• [What you need to do]: The lines of the records that include "heading" should all be copied.

(Dataset rows describing interfaces)
=== Begin Enclosure ===

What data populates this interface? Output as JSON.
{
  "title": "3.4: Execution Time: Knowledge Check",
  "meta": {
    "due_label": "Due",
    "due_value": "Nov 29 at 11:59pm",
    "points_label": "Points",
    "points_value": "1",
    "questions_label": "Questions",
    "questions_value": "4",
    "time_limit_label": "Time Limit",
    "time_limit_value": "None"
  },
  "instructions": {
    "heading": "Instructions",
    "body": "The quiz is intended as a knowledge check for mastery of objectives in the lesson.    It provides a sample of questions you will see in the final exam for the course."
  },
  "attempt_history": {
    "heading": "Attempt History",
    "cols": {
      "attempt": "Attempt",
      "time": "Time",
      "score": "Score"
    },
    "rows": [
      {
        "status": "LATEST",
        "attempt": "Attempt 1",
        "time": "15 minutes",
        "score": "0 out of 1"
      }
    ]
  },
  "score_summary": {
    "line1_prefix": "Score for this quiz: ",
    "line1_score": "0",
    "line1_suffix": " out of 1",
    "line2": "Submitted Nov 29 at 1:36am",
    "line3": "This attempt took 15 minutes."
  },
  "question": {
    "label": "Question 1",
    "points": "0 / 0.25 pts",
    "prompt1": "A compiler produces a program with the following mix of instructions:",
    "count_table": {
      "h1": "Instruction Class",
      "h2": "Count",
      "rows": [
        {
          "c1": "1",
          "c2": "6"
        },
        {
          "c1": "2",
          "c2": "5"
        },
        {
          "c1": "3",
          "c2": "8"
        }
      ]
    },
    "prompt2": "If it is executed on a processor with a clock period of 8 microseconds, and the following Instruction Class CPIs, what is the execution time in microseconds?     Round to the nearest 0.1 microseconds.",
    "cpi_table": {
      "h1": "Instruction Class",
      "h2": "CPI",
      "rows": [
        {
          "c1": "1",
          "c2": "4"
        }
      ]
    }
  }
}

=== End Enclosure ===

• [Solution for this problem]:
    "heading": "Instructions",
    "heading": "Attempt History",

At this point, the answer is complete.